In hospital setting, few studies have been performed for assessing the psychological impact of quarantine and isolation. However, two studies reported a high prevalence of burn-out syndrome (BOS) in ICU physician and PTSD syndrome and depression in ICU nurses. As the consequences of all the measures decided and applied during Covid-19 pandemic could be important on caregivers, the present study primarily aims at assessing the prevalence of PTSD syndrome in a large population of caregivers implied or not in Intensive Care Units. The secondary objective were 1) to assess the prevalence of severe depression and anxiety and BOS 2) to isolate potential factors associated with PTSD, severe depression, anxiety or BOS.

Detailed Description Not Provided
Study Type Observational
Study Design Observational Model: Cohort
Time Perspective: Prospective
Target Follow-Up Duration Not Provided
Biospecimen Not Provided
Sampling Method Non-Probability Sample
Study Population Caregivers (doctors senior and junior, nurses, aid nurses) involved in the staff (permanent or transient, full or partial time) of ICU patients during Covid-19 outbreak
Condition
  • Critical Illness
  • Covid19
  • Stress Disorders, Post-Traumatic
Intervention Other: questionnaire filling
assessment of post-traumatic stress, anxiety and burn out
Study Groups/Cohorts Caregivers
• Caregivers (doctors senior and junior, nurses, aid nurses) involved in the staff (permanent or transient, full or partial time) of ICU patients during Covid-19 outbreak
Intervention: Other: questionnaire filling
Publications * Not Provided

*   Includes publications given by the data provider as well as publications identified by ClinicalTrials.gov Identifier (NCT Number) in Medline.
 
Recruitment Information
Recruitment Status Not yet recruiting
Estimated Enrollment
 (submitted: August 12, 2020)
5000
Original Estimated Enrollment Same as current
Estimated Study Completion Date September 2022
Estimated Primary Completion Date September 2022   (Final data collection date for primary outcome measure)
Eligibility Criteria

Inclusion Criteria:

  • Caregivers (doctors senior and junior, nurses, aid nurses) involved in the staff (permanent or transient, full or partial time) of ICU patients during Covid-19 outbreak
  • Approved to participate

Exclusion Criteria:
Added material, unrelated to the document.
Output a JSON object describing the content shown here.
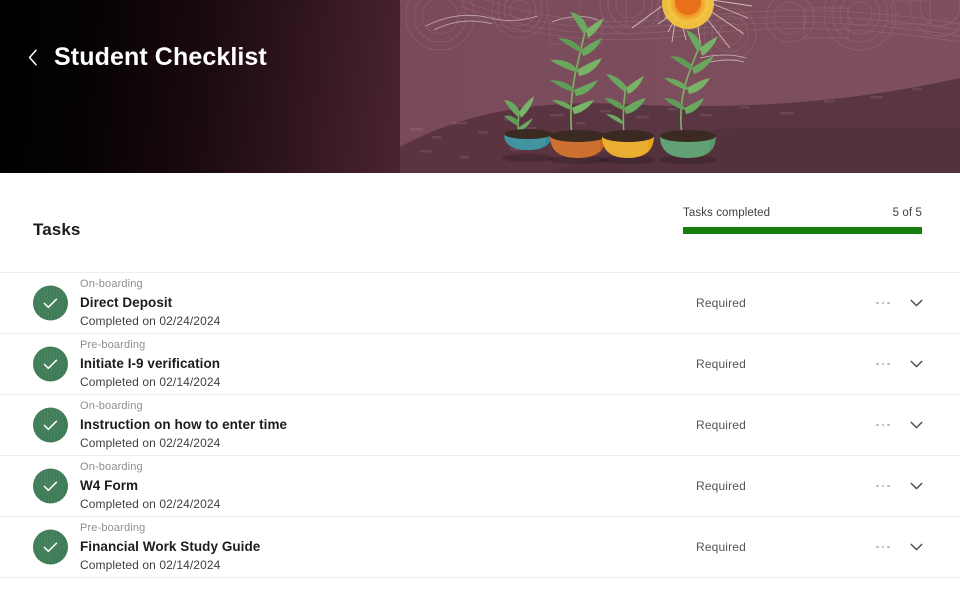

  • Participation refusal
  • No internet connection for responding to the questionnaire with REDCAP file
Sex/Gender
Sexes Eligible for Study: All
Ages 18 Years and older   (Adult, Older Adult)
Accepts Healthy Volunteers No
Contacts
Contact: Jean Yves LEFRANT +33466683331 jean.yves.lefrant@chu-nimes.fr
Listed Location Countries France
Removed Location Countries  
 
Administrative Information
NCT Number NCT04511780
Other Study ID Numbers Local/2020/JYL-03
Has Data Monitoring Committee No
U.S. FDA-regulated Product
Studies a U.S. FDA-regulated Drug Product: No
Studies a U.S. FDA-regulated Device Product: No
IPD Sharing Statement Not Provided
Responsible Party Centre Hospitalier Universitaire de Nīmes
Study Sponsor Centre Hospitalier Universitaire de Nīmes
Collaborators Not Provided
Investigators
Principal Investigator: Jean Yves LEFRANT CHU de Nîmes
PRS Account Centre Hospitalier Universitaire de Nīmes
Verification Date December 2020